By Jimmy Nesbitt The Paducah Sun
A direct phone line between the Massac County Sheriff's Department and the plant is one item on the list, which should be completed sometime this week, plant spokesman Mark McPhee said. Routine communication with people who live within a two-mile radius of the plant is another.
McPhee did not want to comment on other changes because he said they have not been finalized.
"I think that there definitely needs to be a lot of coordination between Honeywell and the emergency services," Metropolis Mayor Beth Clanahan said. "We all need to work to make sure there is open communication.
"I think a lot of times we take for granted that the plant is out there, and that's why something like this brings it foremost in your mind — that this can happen, and we're not immune to this type of thing."
Only one resident who lived near the plant showed signs of exposure to low levels of hydrofluoric acid, but if the wind had blown the chemical cloud toward a populated area instead of away from it, many more may have been affected.

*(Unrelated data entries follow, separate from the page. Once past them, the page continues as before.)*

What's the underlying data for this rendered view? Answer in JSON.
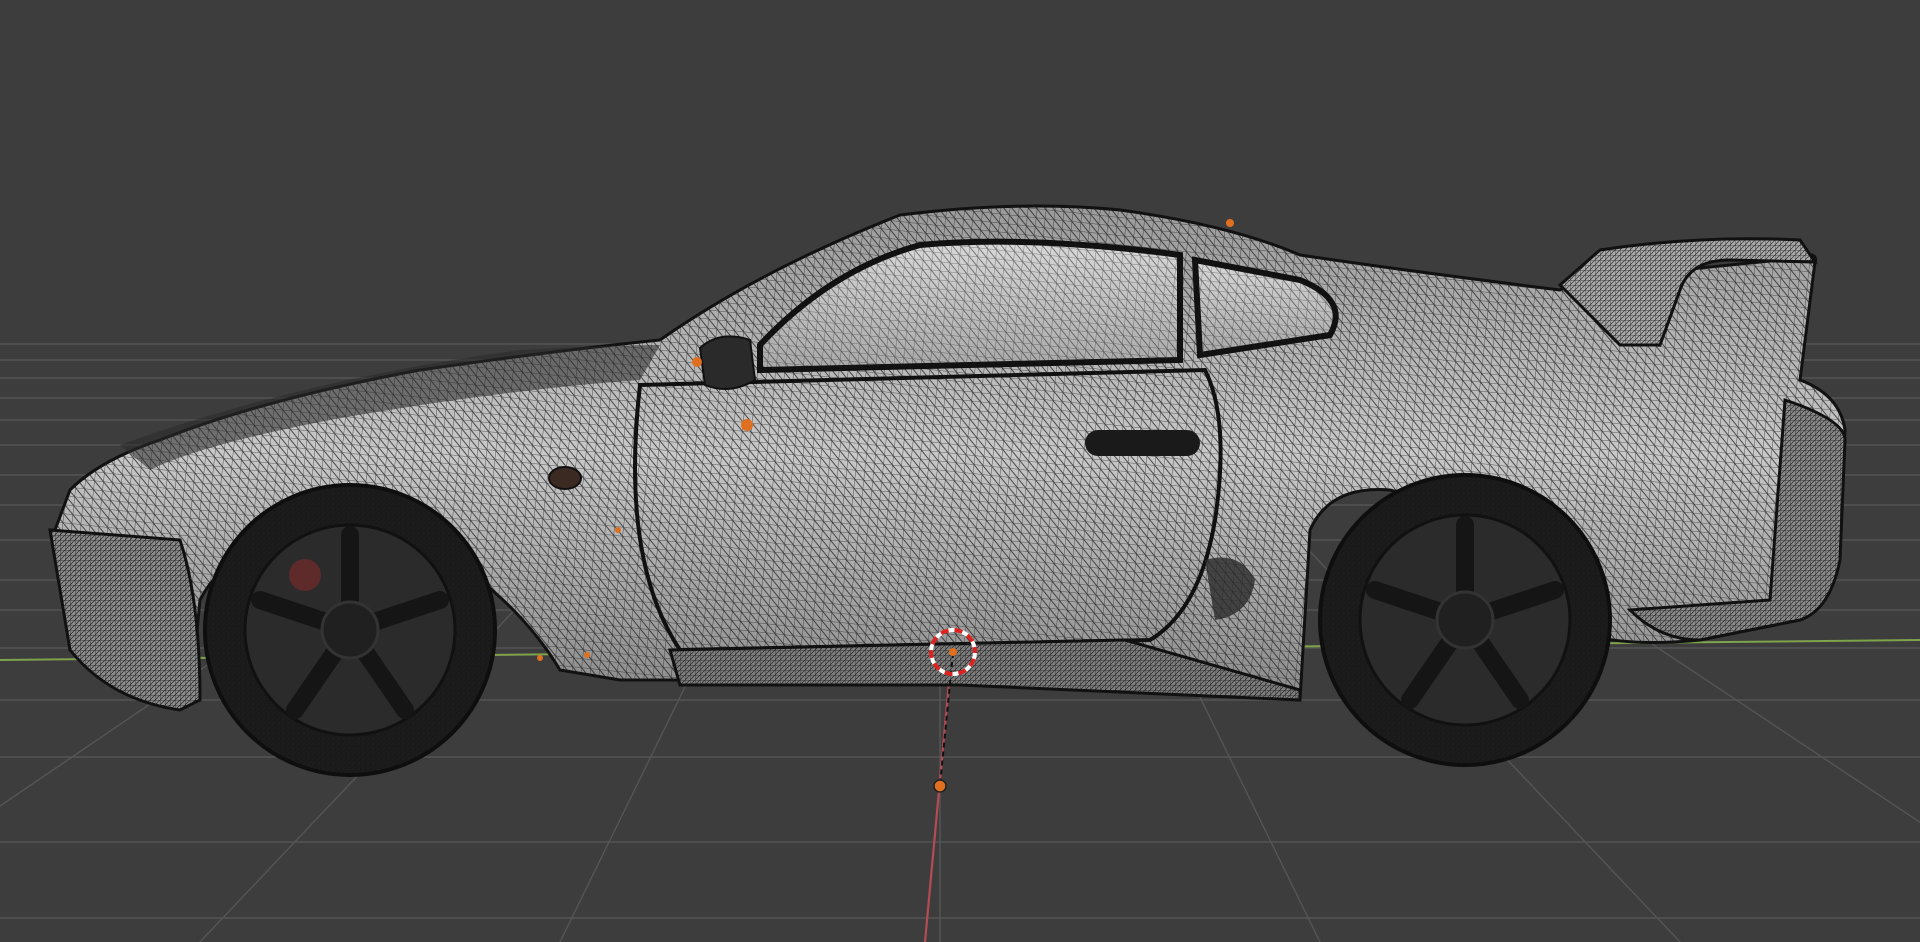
{
  "viewport": {
    "mode": "3D viewport",
    "shading": "wireframe",
    "object": "car-model",
    "colors": {
      "background": "#3d3d3d",
      "grid": "#555555",
      "x_axis": "#b44b55",
      "y_axis": "#7ea34a",
      "selection": "#e07020",
      "mesh_fill": "#b8b8b8",
      "wire": "#111111"
    },
    "icons": [
      "3d-cursor-icon",
      "origin-point-icon"
    ]
  }
}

The release, estimated at about seven pounds of uranium hexafluoride, or UF6, rose 86 feet high, and light winds pushed the chemicals northwest.
Although UF6 is mildly radioactive, it is mainly a chemical threat because it emits toxic hydrogen fluoride, or HF, when exposed to moisture in the air, the Nuclear Regulatory Commission says.

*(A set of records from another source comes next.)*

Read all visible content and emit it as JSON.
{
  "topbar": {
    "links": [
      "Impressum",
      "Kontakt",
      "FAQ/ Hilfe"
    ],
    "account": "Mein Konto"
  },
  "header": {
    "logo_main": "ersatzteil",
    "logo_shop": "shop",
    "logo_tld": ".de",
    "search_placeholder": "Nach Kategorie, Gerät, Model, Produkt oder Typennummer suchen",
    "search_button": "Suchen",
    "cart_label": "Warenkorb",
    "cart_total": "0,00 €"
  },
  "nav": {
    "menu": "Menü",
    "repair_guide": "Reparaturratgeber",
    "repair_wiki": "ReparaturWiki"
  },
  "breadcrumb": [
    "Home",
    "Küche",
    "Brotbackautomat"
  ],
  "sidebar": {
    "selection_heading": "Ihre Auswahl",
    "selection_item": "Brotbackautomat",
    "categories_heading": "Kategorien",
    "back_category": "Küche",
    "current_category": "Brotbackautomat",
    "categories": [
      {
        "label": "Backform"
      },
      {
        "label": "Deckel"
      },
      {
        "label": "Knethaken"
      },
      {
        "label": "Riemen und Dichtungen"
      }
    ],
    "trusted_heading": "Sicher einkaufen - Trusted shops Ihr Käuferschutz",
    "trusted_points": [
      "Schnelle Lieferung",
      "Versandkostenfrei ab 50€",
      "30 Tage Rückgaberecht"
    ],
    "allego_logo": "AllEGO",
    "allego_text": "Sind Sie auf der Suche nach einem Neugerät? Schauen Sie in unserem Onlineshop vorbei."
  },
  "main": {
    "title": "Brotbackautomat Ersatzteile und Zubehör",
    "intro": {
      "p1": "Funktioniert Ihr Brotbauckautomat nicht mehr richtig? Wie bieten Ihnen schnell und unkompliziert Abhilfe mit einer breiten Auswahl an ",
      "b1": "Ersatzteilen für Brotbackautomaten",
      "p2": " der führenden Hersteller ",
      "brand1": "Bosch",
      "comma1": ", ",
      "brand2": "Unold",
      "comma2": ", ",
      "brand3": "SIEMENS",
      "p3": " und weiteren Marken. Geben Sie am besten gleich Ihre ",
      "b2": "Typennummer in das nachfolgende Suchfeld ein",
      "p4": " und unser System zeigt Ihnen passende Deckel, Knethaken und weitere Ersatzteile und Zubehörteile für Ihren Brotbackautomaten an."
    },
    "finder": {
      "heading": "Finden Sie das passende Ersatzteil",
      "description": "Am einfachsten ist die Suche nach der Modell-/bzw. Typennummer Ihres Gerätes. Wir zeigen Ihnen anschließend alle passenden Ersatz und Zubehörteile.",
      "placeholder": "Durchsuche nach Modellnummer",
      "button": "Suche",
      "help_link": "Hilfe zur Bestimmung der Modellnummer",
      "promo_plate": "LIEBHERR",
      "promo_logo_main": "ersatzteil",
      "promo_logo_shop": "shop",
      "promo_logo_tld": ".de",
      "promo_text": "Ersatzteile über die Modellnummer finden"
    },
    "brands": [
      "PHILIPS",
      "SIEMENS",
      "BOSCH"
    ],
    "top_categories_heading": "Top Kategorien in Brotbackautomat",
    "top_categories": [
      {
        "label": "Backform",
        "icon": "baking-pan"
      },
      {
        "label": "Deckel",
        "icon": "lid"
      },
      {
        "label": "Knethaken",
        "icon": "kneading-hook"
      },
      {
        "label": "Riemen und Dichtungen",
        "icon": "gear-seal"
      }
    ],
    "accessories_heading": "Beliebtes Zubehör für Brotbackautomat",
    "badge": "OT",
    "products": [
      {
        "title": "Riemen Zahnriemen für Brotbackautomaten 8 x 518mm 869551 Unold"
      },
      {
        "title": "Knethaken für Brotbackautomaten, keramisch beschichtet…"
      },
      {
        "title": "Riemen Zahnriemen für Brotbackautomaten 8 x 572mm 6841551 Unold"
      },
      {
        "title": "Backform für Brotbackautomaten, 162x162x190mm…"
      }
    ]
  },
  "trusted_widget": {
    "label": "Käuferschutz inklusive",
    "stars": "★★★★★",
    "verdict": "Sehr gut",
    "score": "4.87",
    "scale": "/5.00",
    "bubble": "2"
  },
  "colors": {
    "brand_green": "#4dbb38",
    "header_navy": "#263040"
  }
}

After Honeywell reported the release, Sheriff Bob Griffey said police called the plant several times but never got through. Each time police were sent directly to an automated voice message.

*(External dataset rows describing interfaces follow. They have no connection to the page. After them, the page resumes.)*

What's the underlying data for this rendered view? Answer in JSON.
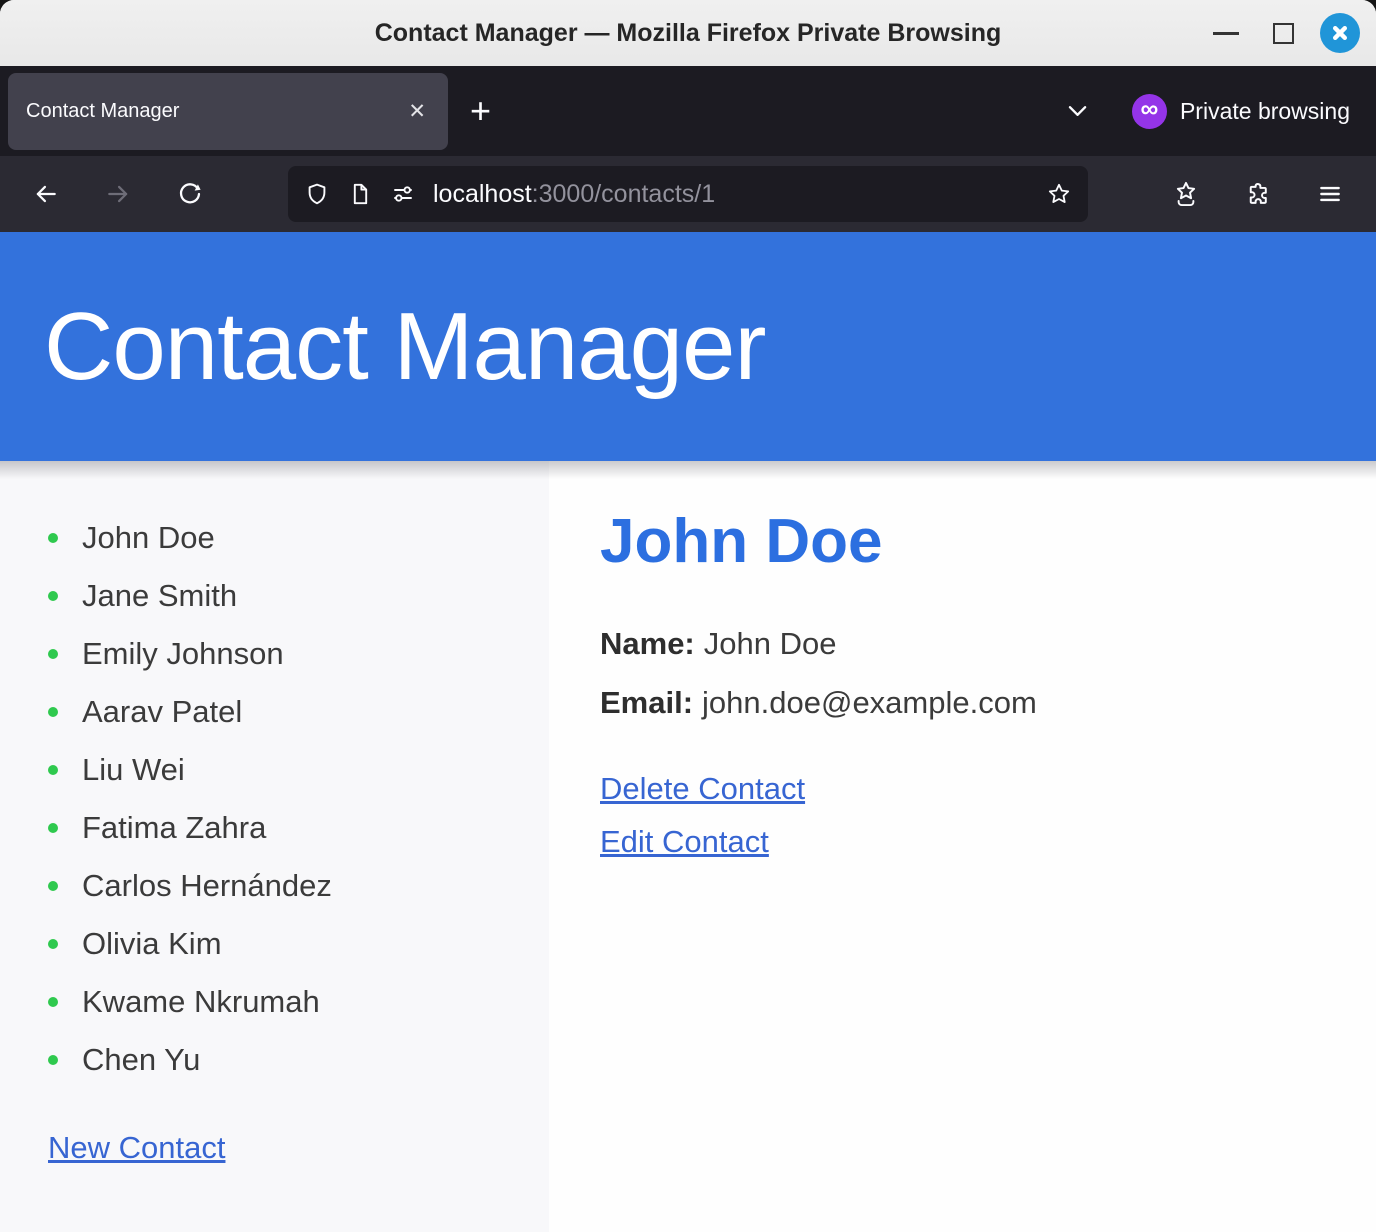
{
  "window": {
    "title": "Contact Manager — Mozilla Firefox Private Browsing"
  },
  "tabbar": {
    "tab_title": "Contact Manager",
    "close_tab_glyph": "✕",
    "new_tab_glyph": "+",
    "private_mask_glyph": "∞",
    "private_label": "Private browsing"
  },
  "navbar": {
    "url_host": "localhost",
    "url_path": ":3000/contacts/1"
  },
  "app_header": {
    "title": "Contact Manager"
  },
  "sidebar": {
    "contacts": [
      "John Doe",
      "Jane Smith",
      "Emily Johnson",
      "Aarav Patel",
      "Liu Wei",
      "Fatima Zahra",
      "Carlos Hernández",
      "Olivia Kim",
      "Kwame Nkrumah",
      "Chen Yu"
    ],
    "new_contact_label": "New Contact"
  },
  "detail": {
    "heading": "John Doe",
    "name_label": "Name:",
    "name_value": "John Doe",
    "email_label": "Email:",
    "email_value": "john.doe@example.com",
    "delete_label": "Delete Contact",
    "edit_label": "Edit Contact"
  },
  "colors": {
    "header_blue": "#3372dc",
    "heading_blue": "#2c6fe0",
    "link_blue": "#3765d2",
    "bullet_green": "#2fc94e",
    "private_purple": "#9434e8",
    "close_button_blue": "#2095d8",
    "toolbar_dark": "#2b2a33",
    "tabbar_dark": "#1c1b22"
  }
}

"We didn't even know what the leak was" until 30 to 45 minutes after it happened, 911 Director Keith Davis said. "We didn't know how big an area to evacuate or where to. It would have been nice to know (what the leak was) when the call came in.
"You're working with an extreme handicap when you don't know what the release is."
A county firefighter who worked at the plant and knew what chemicals were produced used a chemical emergency handbook to establish an evacuation area. It was little more than an educated guess, however, considering the firefighter did not know the extent of the leak or the chemical. "They just tried to err on the safe side," Davis said.
Risking their own safety, firefighters and police drove and walked door to door, waking and evacuating residents. The officers knew something was wrong but couldn't say exactly why.
"That's not an exact science," Davis said.
Davis and Griffey said many positive things have come out of the incident. Plant officials have established an open dialogue with emergency services, Davis said. "We all need to be working from the same playbook," he said.
NRC officials held a public meeting Tuesday at the county courthouse, where they presented a report to plant officials and took questions from the crowd. They investigated because the release was the plant's fourth since September. The report concluded that the release "had minimal impact on worker or public health and safety."
The toxic gas escaped the building when an operator working a double shift did not place the dust collection valves and the system valves in the correct position, the report said.
Toward the end of the meeting, a woman questioned the plant's training methods. Plant officials told the crowd that drills for on-site releases were performed annually toward the end of each year. The drill involved local emergency rescue teams and firefighters, they said.
Metropolis firefighter Jason Morris, a 10-year veteran, told plant officials that he had never participated in a drill like the one they described. Clanahan, who also attended the meeting, spoke with Morris afterward.
"I asked (him), ‘Have you ever been to these?’” Clanahan said. "He said no. He said they go out once a year, have lunch, have a little tour, and that is about it."
When contacted by phone, Massac County Fire Chief Mike Childers said he "was really not interested" in making a comment on the department's training history at the plant.
Massac County Emergency Services Director O.D. Troutman said he has participated in emergency drills at the plant each year since 1987, when he became director. Troutman said the drills consisted of "whatever they needed me to do."
Darren Mays, plant safety and regulatory affairs manager, said the last on-site drill was in November 2002. County and city firefighters were called to participate, but some left to respond to a possible fire near the plant before the drill began.
In 2001, the NRC canceled the drill because of the terrorist attacks on Sept. 11, 2001, Mays said. Before that, emergency drills for medical, fire and chemical releases had been conducted annually, Mays said. "The NRC comes in and views and critiques us," he said.
Mays said he plans to communicate regularly with residents who live within a two-mile radius of the plant to improve evacuation procedures. And officials from USEC recently visited the plant and offered "ways to help us improve our emergency response," Mays said.
Like Davis, Clanahan just wants to see that everyone knows his role. "There seemed to be so much confusion about who does what," she said. "I think that's really not the issue. The issue is they should all know what they're supposed to do and when they're supposed to do it.
"When you have something like that, that's not a time for confusion."